» **EXTRACTED DATA**:
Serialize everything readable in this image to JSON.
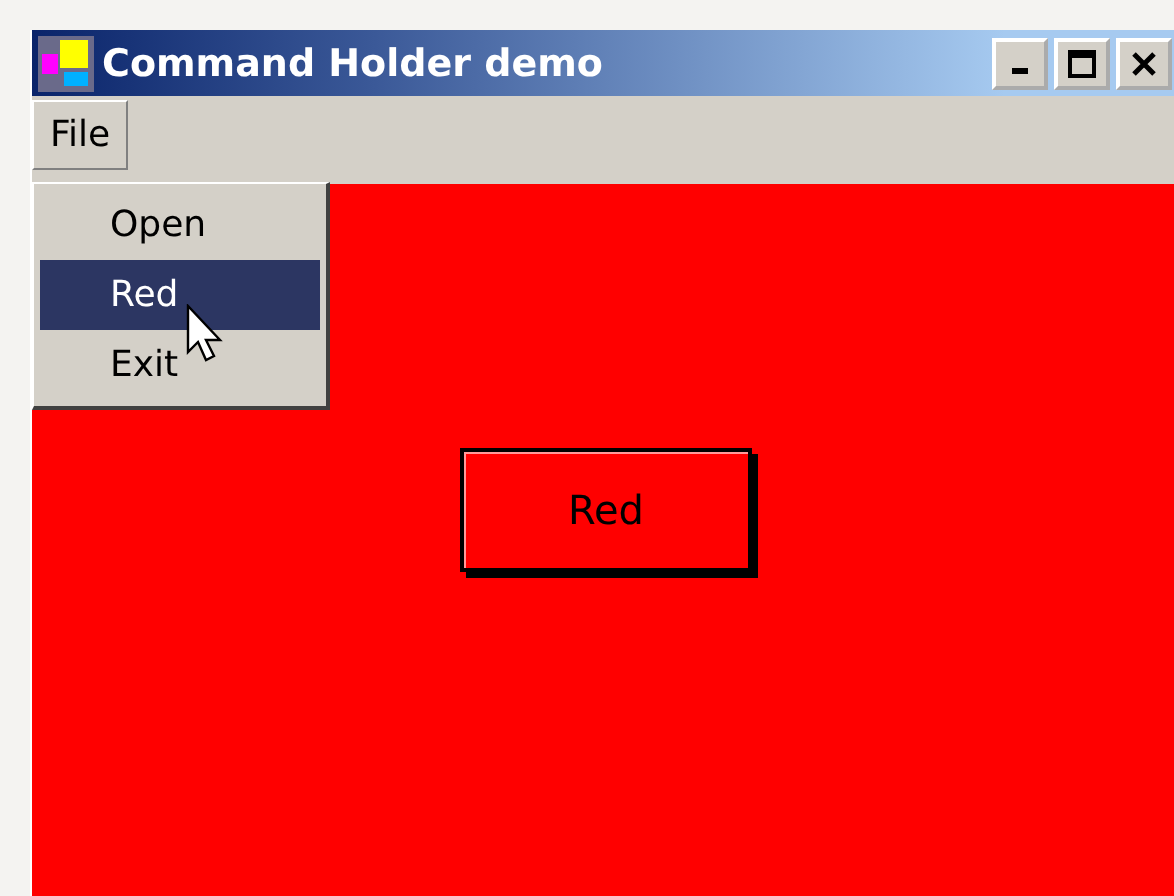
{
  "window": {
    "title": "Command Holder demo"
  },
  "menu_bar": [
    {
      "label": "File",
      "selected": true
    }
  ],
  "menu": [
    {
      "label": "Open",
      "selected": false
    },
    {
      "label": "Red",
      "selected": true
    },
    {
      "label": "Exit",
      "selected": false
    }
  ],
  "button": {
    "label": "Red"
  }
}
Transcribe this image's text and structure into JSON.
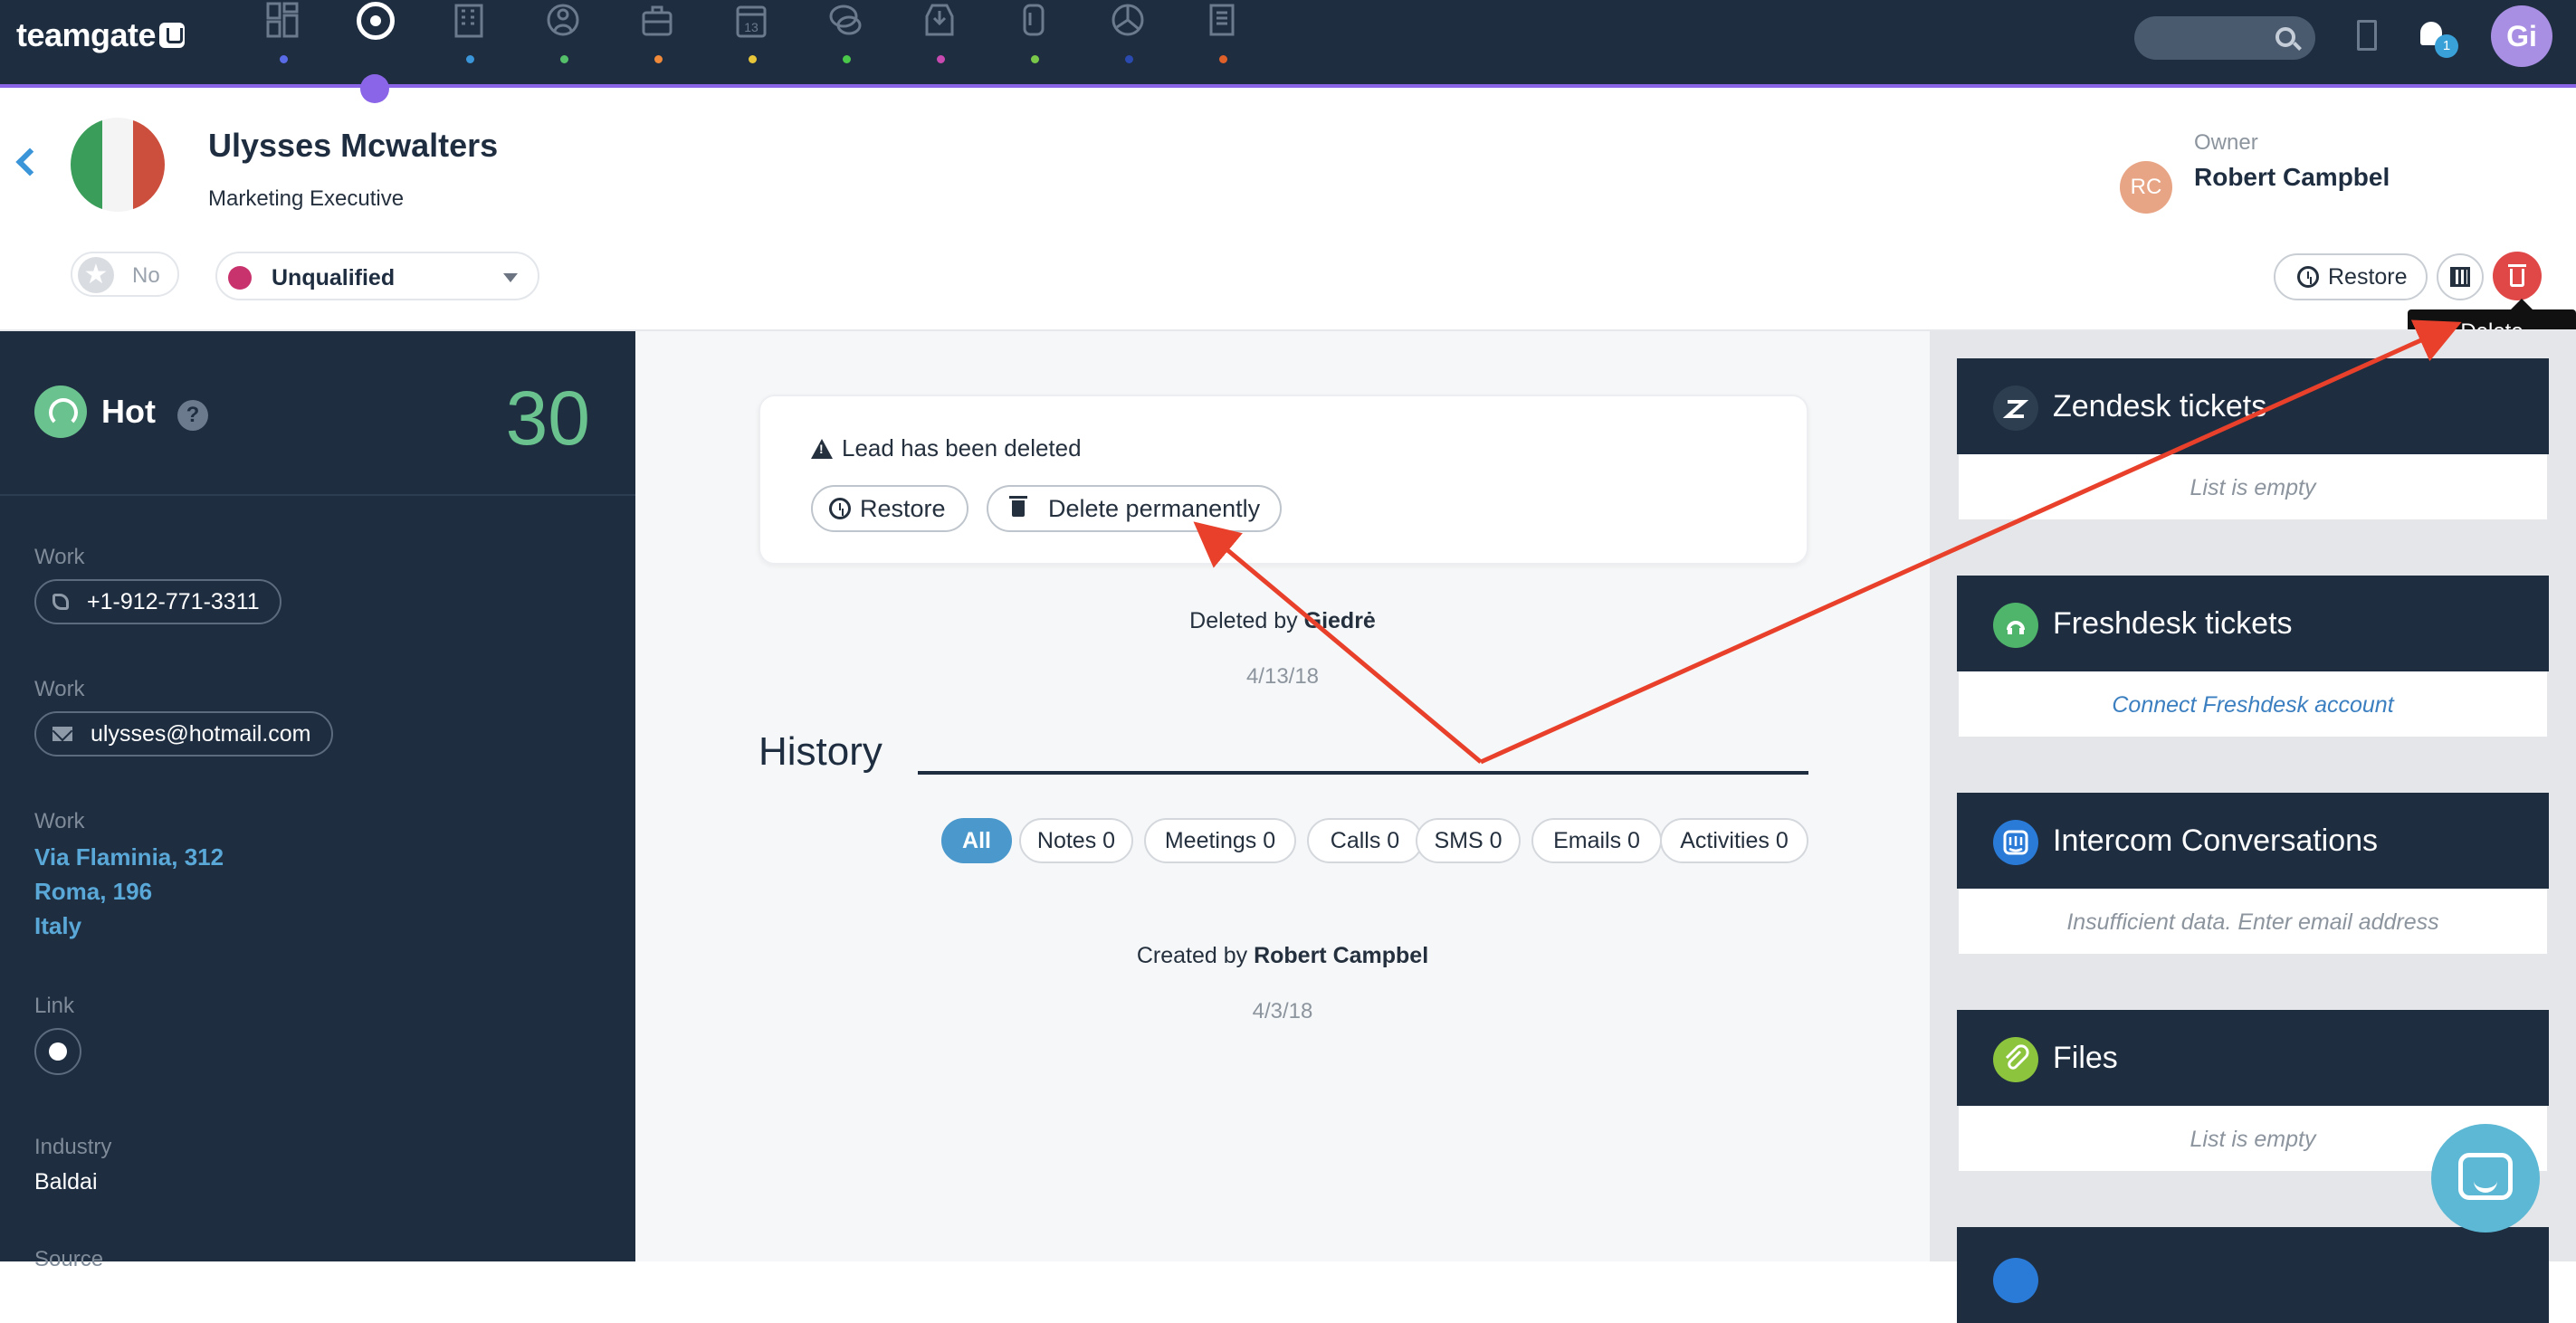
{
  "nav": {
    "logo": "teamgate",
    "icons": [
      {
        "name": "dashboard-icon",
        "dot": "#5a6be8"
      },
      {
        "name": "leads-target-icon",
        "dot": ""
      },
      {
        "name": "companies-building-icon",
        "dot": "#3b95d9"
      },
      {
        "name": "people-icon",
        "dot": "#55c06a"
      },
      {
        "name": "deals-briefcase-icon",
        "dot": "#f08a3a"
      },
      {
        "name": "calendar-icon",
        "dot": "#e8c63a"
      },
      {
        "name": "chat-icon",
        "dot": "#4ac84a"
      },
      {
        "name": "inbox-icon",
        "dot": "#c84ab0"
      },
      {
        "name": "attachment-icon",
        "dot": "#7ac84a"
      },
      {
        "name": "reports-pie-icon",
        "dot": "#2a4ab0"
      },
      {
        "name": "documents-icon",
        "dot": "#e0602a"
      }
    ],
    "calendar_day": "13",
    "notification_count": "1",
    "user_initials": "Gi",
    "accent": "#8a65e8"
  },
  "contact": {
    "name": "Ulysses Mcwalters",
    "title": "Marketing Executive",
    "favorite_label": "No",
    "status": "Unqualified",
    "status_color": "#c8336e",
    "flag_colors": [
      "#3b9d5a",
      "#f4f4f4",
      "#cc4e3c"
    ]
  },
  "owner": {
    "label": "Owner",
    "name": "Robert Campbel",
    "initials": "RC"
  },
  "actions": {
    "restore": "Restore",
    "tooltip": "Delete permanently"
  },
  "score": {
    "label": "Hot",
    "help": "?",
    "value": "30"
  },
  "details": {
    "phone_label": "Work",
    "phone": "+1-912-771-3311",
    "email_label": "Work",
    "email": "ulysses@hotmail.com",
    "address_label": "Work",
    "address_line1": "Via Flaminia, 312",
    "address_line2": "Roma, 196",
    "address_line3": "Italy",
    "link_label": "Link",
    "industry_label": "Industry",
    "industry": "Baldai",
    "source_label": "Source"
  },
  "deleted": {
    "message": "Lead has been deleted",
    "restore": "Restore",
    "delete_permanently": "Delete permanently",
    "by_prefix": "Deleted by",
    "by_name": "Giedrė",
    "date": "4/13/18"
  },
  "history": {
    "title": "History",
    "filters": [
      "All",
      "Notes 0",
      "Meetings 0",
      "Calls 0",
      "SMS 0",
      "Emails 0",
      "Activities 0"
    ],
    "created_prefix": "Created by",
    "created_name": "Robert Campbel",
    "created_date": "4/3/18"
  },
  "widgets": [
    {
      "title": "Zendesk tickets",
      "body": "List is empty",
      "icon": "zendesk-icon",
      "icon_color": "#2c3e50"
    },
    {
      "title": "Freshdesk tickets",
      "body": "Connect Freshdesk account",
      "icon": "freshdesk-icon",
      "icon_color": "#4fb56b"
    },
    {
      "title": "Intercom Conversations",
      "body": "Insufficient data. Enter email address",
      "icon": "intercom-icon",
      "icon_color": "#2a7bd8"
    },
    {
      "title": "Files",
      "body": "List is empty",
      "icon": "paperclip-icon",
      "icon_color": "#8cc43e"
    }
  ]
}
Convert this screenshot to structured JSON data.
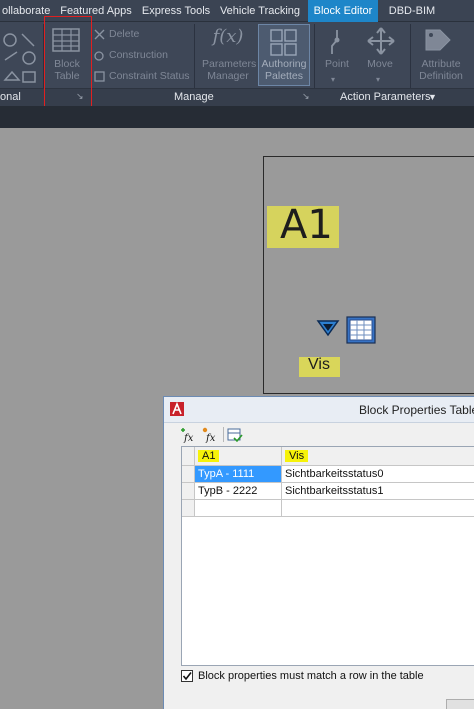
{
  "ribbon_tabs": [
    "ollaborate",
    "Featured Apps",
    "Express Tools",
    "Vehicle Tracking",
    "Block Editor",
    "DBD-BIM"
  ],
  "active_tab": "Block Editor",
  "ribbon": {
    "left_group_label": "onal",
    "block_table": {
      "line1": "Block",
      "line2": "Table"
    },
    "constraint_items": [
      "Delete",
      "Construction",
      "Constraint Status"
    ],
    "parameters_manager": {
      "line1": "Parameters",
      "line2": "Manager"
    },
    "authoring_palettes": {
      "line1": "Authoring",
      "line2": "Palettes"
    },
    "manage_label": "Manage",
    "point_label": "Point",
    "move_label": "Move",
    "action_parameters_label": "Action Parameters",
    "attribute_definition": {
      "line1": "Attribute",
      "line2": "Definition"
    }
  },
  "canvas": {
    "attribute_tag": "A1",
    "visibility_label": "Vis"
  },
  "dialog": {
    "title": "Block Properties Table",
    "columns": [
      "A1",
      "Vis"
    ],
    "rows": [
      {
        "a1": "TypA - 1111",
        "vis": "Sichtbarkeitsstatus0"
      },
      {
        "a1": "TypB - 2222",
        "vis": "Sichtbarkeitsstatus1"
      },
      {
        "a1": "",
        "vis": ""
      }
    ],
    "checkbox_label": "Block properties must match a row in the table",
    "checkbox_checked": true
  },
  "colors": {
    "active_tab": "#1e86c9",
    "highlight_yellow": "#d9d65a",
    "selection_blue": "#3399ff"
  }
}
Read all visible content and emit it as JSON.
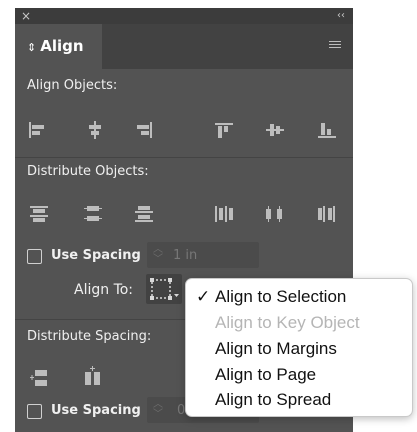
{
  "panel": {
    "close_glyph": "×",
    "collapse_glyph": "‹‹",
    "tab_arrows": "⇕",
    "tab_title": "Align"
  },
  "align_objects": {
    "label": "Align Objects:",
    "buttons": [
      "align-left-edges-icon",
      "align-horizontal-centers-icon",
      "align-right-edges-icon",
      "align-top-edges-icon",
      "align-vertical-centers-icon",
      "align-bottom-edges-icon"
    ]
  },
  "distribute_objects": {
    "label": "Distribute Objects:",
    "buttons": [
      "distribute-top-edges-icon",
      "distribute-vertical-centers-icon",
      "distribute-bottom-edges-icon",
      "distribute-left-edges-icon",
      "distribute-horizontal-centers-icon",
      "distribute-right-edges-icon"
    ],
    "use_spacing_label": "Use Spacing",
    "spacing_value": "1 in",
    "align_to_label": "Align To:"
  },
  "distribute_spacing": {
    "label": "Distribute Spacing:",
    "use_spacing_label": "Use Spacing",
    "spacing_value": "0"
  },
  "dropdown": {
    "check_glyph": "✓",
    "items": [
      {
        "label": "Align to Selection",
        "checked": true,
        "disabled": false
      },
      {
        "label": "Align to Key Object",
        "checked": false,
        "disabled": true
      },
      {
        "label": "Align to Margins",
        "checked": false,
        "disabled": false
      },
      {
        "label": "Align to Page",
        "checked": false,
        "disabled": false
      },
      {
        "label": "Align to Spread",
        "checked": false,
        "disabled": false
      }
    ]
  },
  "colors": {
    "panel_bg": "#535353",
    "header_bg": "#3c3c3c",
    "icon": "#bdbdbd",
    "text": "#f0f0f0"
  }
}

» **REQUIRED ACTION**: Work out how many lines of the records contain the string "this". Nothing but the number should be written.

» **OUTPUT OF THE TASK**: 3